Assigned task:
Pick out all lines of the entries that include the word "Please" and copy them.

Data provided:
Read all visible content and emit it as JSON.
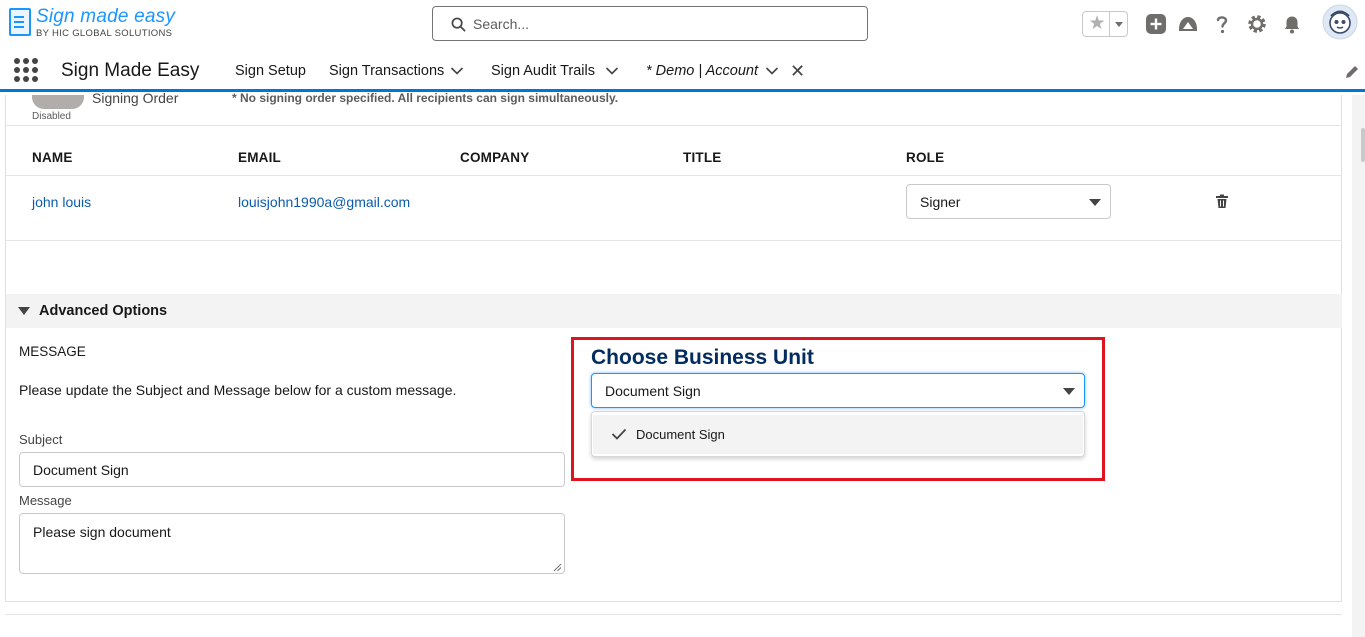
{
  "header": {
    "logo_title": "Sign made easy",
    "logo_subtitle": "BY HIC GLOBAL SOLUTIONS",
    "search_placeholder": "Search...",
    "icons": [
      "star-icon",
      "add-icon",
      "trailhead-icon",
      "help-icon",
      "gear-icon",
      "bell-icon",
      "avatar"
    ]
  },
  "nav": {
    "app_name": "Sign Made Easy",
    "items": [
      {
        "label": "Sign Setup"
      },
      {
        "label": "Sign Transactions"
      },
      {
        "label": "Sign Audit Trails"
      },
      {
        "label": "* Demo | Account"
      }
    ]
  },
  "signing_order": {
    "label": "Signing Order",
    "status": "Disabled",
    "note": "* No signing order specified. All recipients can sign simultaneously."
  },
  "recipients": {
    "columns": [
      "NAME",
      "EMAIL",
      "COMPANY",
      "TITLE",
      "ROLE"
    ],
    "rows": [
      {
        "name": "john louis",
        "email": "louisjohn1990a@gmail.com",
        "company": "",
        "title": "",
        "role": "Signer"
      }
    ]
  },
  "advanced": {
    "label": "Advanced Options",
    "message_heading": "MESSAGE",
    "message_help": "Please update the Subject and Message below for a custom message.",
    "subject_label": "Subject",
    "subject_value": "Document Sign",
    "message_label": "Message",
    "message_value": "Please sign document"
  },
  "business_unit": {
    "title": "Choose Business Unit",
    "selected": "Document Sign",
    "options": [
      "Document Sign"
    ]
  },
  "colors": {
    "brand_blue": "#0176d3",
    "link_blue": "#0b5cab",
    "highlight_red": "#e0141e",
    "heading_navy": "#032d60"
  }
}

Solution:
    "message_help": "Please update the Subject and Message below for a custom message.",
    "message_value": "Please sign document"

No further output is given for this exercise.